presents it to the bank either directly or through bank collection channels.
These payments are governed by articles 3 and 4 and federal law. There are,
however, limited instances in which the paper on which a check is printed
can be used as the means of transmitting a payment order that is covered by
article 4A. Assume that Originator instructs Originator's bank to pay $10,000
to the account of Beneficiary in Beneficiary's bank. Since the amount of Originator's
payment order is small, if Originator's bank and Beneficiary's bank do not
have an account relationship, Originator's bank may execute Originator's order
by issuing a teller's check payable to Beneficiary's bank for $10,000 along
with instructions to credit Beneficiary's account in that amount. The instruction
to Beneficiary's bank to credit Beneficiary's account is a payment order.
The check is the means by which Originator's bank pays its obligation as sender
of the payment order. The instruction of Originator's bank to Beneficiary's
bank might be given in a letter accompanying the check or it may be written
on the check itself. In either case the instruction to Beneficiary's bank
is a payment order but the check itself (which is an order to pay addressed
to the drawee rather than to Beneficiary's bank) is an instrument under article
3 and is not a payment order. The check can be both the means by which Originator's
bank pays its obligation under section 4A-402(b) to Beneficiary's bank and
the means by which the instruction to Beneficiary's bank is transmitted.

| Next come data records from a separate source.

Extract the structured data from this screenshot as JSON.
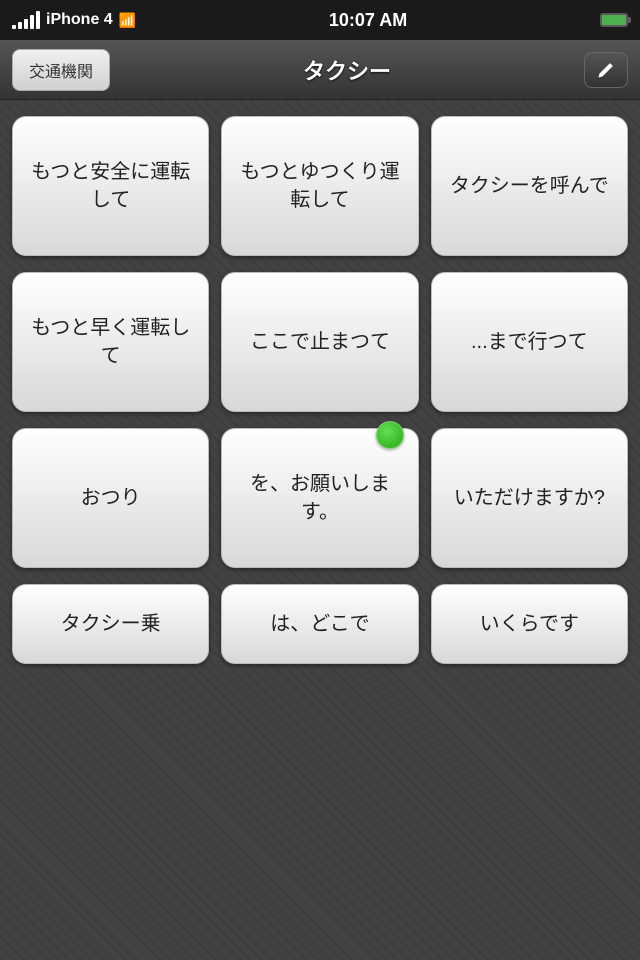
{
  "statusBar": {
    "carrier": "iPhone 4",
    "time": "10:07 AM",
    "wifi": "📶"
  },
  "navBar": {
    "backLabel": "交通機関",
    "title": "タクシー",
    "editIcon": "✏"
  },
  "grid": [
    [
      {
        "id": "btn-safe-drive",
        "text": "もつと安全に運転して"
      },
      {
        "id": "btn-slow-drive",
        "text": "もつとゆつくり運転して"
      },
      {
        "id": "btn-call-taxi",
        "text": "タクシーを呼んで"
      }
    ],
    [
      {
        "id": "btn-fast-drive",
        "text": "もつと早く運転して"
      },
      {
        "id": "btn-stop-here",
        "text": "ここで止まつて"
      },
      {
        "id": "btn-go-to",
        "text": "...まで行つて"
      }
    ],
    [
      {
        "id": "btn-change",
        "text": "おつり",
        "hasDot": true
      },
      {
        "id": "btn-please",
        "text": "を、お願いします。"
      },
      {
        "id": "btn-may-i",
        "text": "いただけますか?"
      }
    ],
    [
      {
        "id": "btn-taxi-ride",
        "text": "タクシー乗"
      },
      {
        "id": "btn-where",
        "text": "は、どこで"
      },
      {
        "id": "btn-how-much",
        "text": "いくらです"
      }
    ]
  ]
}
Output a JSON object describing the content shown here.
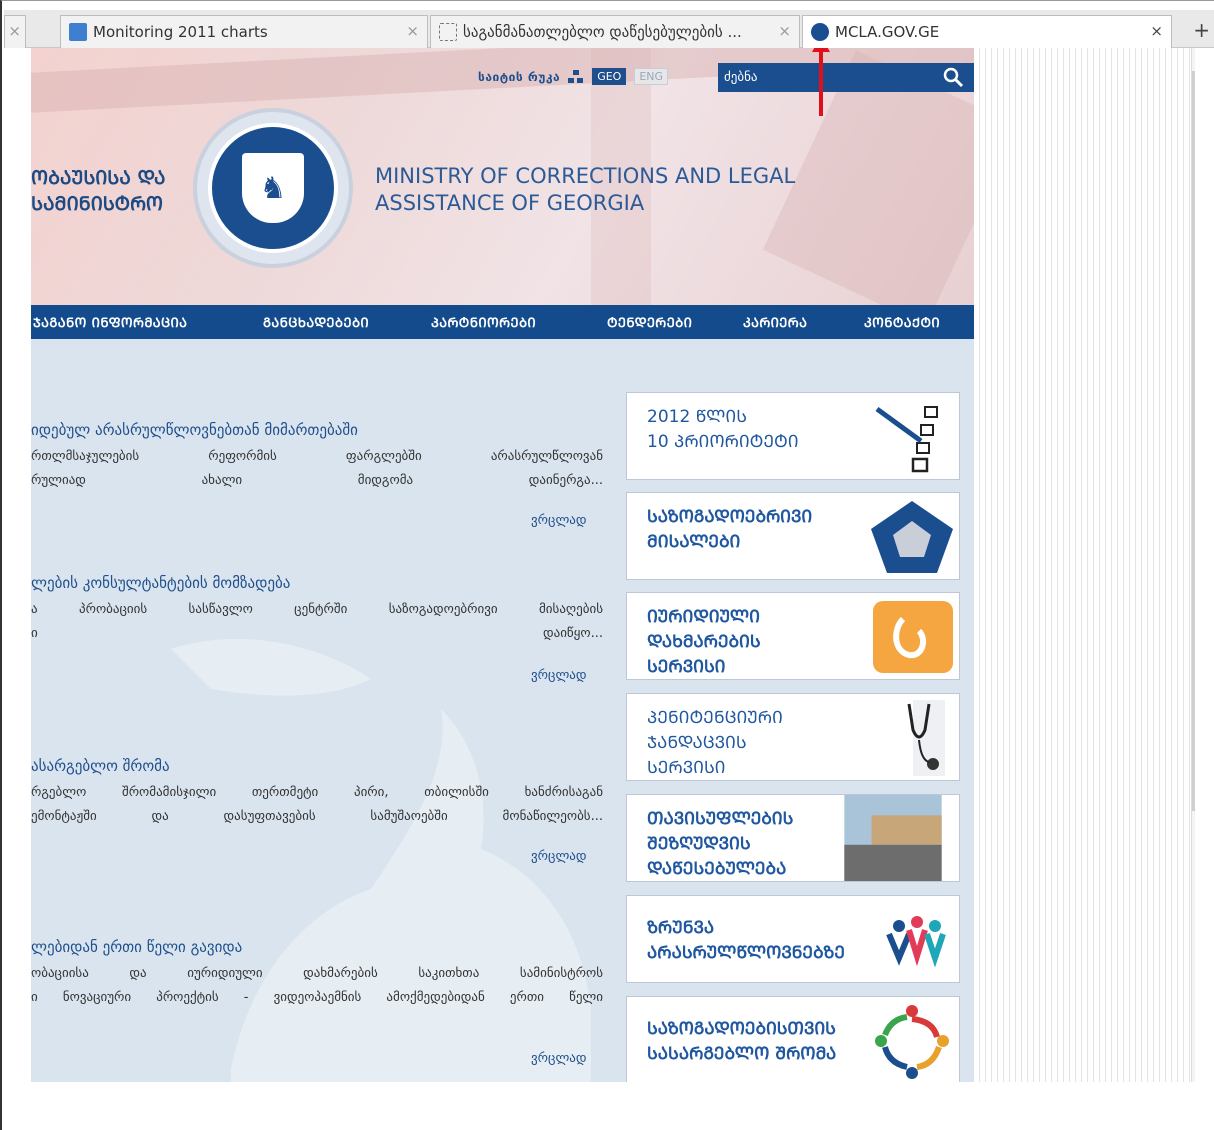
{
  "tabs": [
    {
      "label": "Monitoring 2011 charts",
      "active": false
    },
    {
      "label": "საგანმანათლებლო დაწესებულების ...",
      "active": false
    },
    {
      "label": "MCLA.GOV.GE",
      "active": true
    }
  ],
  "header": {
    "sitemap": "საიტის რუკა",
    "lang_geo": "GEO",
    "lang_eng": "ENG",
    "search_placeholder": "ძებნა",
    "geo_title": "ᲝᲑᲐᲣᲡᲘᲡᲐ ᲓᲐ\nᲡᲐᲛᲘᲜᲘᲡᲢᲠᲝ",
    "en_title": "MINISTRY OF CORRECTIONS AND LEGAL\nASSISTANCE OF GEORGIA"
  },
  "nav": [
    "ᲯᲐᲒᲐᲜᲝ ᲘᲜᲤᲝᲠᲛᲐᲪᲘᲐ",
    "ᲒᲐᲜᲪᲮᲐᲓᲔᲑᲔᲑᲘ",
    "ᲞᲐᲠᲢᲜᲘᲝᲠᲔᲑᲘ",
    "ᲢᲔᲜᲓᲔᲠᲔᲑᲘ",
    "ᲙᲐᲠᲘᲔᲠᲐ",
    "ᲙᲝᲜᲢᲐᲥᲢᲘ"
  ],
  "news": [
    {
      "title": "იდებულ არასრულწლოვნებთან მიმართებაში",
      "line1": "რთლმსაჯულების რეფორმის ფარგლებში არასრულწლოვან",
      "line2": "რულიად ახალი მიდგომა დაინერგა...",
      "more": "ვრცლად"
    },
    {
      "title": "ლების კონსულტანტების მომზადება",
      "line1": "ა პრობაციის სასწავლო ცენტრში საზოგადოებრივი მისაღების",
      "line2": "ი დაიწყო...",
      "more": "ვრცლად"
    },
    {
      "title": "ასარგებლო შრომა",
      "line1": "რგებლო შრომამისჯილი თერთმეტი პირი, თბილისში ხანძრისაგან",
      "line2": "ემონტაჟში და დასუფთავების სამუშაოებში მონაწილეობს...",
      "more": "ვრცლად"
    },
    {
      "title": "ლებიდან ერთი წელი გავიდა",
      "line1": "ობაციისა და იურიდიული დახმარების საკითხთა სამინისტროს",
      "line2": "ი ნოვაციური პროექტის - ვიდეოპაემნის ამოქმედებიდან ერთი წელი",
      "more": "ვრცლად"
    }
  ],
  "banners": [
    {
      "text": "2012 ᲬᲚᲘᲡ\n10 ᲞᲠᲘᲝᲠᲘᲢᲔᲢᲘ",
      "icon": "checklist-pen-icon"
    },
    {
      "text": "ᲡᲐᲖᲝᲒᲐᲓᲝᲔᲑᲠᲘᲕᲘ\nᲛᲘᲡᲐᲚᲔᲑᲘ",
      "icon": "pentagon-icon"
    },
    {
      "text": "ᲘᲣᲠᲘᲓᲘᲣᲚᲘ\nᲓᲐᲮᲛᲐᲠᲔᲑᲘᲡ\nᲡᲔᲠᲕᲘᲡᲘ",
      "icon": "legal-aid-icon"
    },
    {
      "text": "ᲞᲔᲜᲘᲢᲔᲜᲪᲘᲣᲠᲘ\nᲯᲐᲜᲓᲐᲪᲕᲘᲡ\nᲡᲔᲠᲕᲘᲡᲘ",
      "icon": "stethoscope-icon"
    },
    {
      "text": "ᲗᲐᲕᲘᲡᲣᲤᲚᲔᲑᲘᲡ\nᲨᲔᲖᲦᲣᲓᲕᲘᲡ\nᲓᲐᲬᲔᲡᲔᲑᲣᲚᲔᲑᲐ",
      "icon": "building-icon"
    },
    {
      "text": "ᲖᲠᲣᲜᲕᲐ\nᲐᲠᲐᲡᲠᲣᲚᲬᲚᲝᲕᲜᲔᲑᲖᲔ",
      "icon": "children-icon"
    },
    {
      "text": "ᲡᲐᲖᲝᲒᲐᲓᲝᲔᲑᲘᲡᲗᲕᲘᲡ\nᲡᲐᲡᲐᲠᲒᲔᲑᲚᲝ ᲨᲠᲝᲛᲐ",
      "icon": "community-circle-icon"
    }
  ],
  "colors": {
    "brand": "#144b8c",
    "link": "#1e4f8c",
    "annotation": "#e0101a"
  }
}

6. Most payments covered by article 4A are commonly referred to as wire
transfers and usually involve some kind of electronic transmission, but the
applicability of article 4A does not depend upon the means used to transmit
the instruction of the sender. Transmission may be by letter or other written
communication, oral communication, or electronic communication. An oral communication
is normally given by telephone. Frequently the message is recorded by the
receiving bank to provide evidence of the transaction, but apart from problems
of proof there is no need to record the oral instruction. Transmission of
an instruction may be a direct communication between the sender and the receiving
bank or through an intermediary such as an agent of the sender, a communication
system such as international cable, or a funds-transfer system such as New
York Clearing House Interbank Payments Systems (CHIPS), SWIFT, or an automated